Deemed the largest Latino civil rights and advocacy organization in the country, I'm not necessarily sure just what that means. Surely, La Raza has a history of beltway work and probably has a bigger name in the Southern and South West than elsewhere in the United States, but they have little brand recognition or political inroads in Northwestern or Northeastern states. The same, actually, might be said about presidential candidate Bill Richardson, which might speak more to why the Clinton camp hired Yzaguirre than anything else.
The anti-immigrant right has always tried to paint La Raza as an extremist threat to the United States and gone as far as mistaken it for the truly crazy California based newspaper La Voz de Aztlan. And I guess if you are truly anti-immigrant, La Raza could be seen that way, but on policy the agency has been pretty middle of the road and sometimes actually conservative, a legacy of Mr. Yzguirre's term as their president. I mean, La Raza was all goo-goo over Alberto Gonzalez when he was nominated to serve as Attorney General so if you are waiting for them to ask for his resignation (which they should as it would probably give La Raza some stature they sometimes lack) don't hold your breath.
But I digress, by then Yzaguirre had resigned as president. What sticks with me from his tenure, though, is the agency's lack of interest in working with Latino gay advocacy agencies or advocates on LGBT issues. If it wasn't for Martin Ornelas, then CEO of the National Latino LGBT Organization (LLEGO), La Raza would have probably avoided gay issues all together. As it was, they pretty much always passed the buck to LLEGO anyway. So, in some ways, a disappointing pick by Hillary.
Guiliani's 5 de Mayo comes early this year: In the meantime, at least La Raza has credibility and some legislative muscle on certain issues.

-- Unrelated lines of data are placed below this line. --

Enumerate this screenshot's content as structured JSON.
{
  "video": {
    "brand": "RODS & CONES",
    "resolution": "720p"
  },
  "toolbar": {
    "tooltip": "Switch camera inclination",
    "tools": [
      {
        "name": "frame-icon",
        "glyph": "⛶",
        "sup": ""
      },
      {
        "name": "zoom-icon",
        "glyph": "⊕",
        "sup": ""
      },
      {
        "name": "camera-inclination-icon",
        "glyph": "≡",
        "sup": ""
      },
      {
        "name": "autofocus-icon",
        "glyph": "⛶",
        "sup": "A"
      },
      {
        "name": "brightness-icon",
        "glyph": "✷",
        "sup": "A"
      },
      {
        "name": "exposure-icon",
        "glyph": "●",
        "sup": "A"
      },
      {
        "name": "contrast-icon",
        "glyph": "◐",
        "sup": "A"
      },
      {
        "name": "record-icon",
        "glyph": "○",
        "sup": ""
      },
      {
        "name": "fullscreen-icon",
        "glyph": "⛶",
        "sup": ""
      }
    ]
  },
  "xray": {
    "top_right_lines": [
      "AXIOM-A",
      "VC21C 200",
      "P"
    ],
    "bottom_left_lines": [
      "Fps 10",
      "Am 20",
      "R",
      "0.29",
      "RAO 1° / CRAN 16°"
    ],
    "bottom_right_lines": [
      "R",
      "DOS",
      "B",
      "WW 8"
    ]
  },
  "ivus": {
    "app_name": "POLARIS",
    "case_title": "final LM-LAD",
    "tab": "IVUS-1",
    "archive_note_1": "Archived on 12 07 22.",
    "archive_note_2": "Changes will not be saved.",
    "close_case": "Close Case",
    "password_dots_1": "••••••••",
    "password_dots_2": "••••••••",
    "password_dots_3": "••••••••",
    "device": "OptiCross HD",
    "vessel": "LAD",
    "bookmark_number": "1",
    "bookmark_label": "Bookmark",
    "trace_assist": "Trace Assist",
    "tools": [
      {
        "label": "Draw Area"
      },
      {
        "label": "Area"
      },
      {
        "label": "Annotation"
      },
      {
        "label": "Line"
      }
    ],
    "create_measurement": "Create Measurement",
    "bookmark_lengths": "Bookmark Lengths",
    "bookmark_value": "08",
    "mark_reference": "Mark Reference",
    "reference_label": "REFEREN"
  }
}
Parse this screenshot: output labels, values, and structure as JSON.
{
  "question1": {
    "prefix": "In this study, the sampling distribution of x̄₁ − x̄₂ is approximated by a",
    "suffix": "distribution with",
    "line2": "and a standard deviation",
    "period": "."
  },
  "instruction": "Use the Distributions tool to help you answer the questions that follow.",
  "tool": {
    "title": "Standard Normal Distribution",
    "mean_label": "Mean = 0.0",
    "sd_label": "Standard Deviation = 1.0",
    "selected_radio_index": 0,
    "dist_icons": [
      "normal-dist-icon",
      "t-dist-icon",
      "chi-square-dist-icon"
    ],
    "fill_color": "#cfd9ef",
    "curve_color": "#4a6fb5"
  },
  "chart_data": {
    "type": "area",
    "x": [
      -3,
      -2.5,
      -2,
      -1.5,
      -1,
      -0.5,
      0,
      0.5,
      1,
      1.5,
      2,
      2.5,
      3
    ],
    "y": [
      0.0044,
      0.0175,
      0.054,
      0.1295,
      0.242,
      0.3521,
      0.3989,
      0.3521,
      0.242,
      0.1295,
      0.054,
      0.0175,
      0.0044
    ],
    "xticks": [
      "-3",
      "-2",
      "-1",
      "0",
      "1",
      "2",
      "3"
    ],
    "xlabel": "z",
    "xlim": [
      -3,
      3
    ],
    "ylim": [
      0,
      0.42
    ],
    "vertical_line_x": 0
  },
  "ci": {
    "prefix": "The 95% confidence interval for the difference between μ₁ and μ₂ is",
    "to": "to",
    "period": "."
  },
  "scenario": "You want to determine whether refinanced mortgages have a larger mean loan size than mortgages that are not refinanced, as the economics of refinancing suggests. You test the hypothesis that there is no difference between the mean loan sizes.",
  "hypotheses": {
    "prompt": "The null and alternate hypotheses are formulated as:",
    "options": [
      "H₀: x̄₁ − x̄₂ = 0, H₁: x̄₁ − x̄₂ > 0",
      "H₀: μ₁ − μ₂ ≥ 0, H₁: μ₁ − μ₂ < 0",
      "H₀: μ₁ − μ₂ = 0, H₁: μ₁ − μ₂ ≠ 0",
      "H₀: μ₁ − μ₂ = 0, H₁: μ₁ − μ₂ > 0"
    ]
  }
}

The DC-based Latino Coalition, on the other hand, hasn't seen a Latino-pandering politician they don't like (whether it's George "macaca" Allen or the esteemed former Senate Majority Leader Bill Frist, Sr., M.D.) or a press release distribution agency that they won't flood. So when it comes to the Coalition the less said the better?
Except that of all the presidential candidates they have invited to their annual 2-day Small Business Economic Summit in DC, former New York City Mayor Rudy Giuliani is the first to confirm his attendance (he'll make an appearance on May 1st).
Among their stands, the Coalition supported the more draconian immigration bills surging through the nation's legislative bodies last year by lambasting the McCain-Kennedy bill as "polarizing" and criticized New York Senator Hillary Clinton last year for standing her ground in protecting HIV prevention funds for affected communities in the larger urban centers.
Surprisingly the Coalition ended up endorsing Clinton in her Senate re-election bid last year. In the past they have also endorsed IL State Senator Barack Obama. If Guiliani is the only one to show and pander, will he get the nod?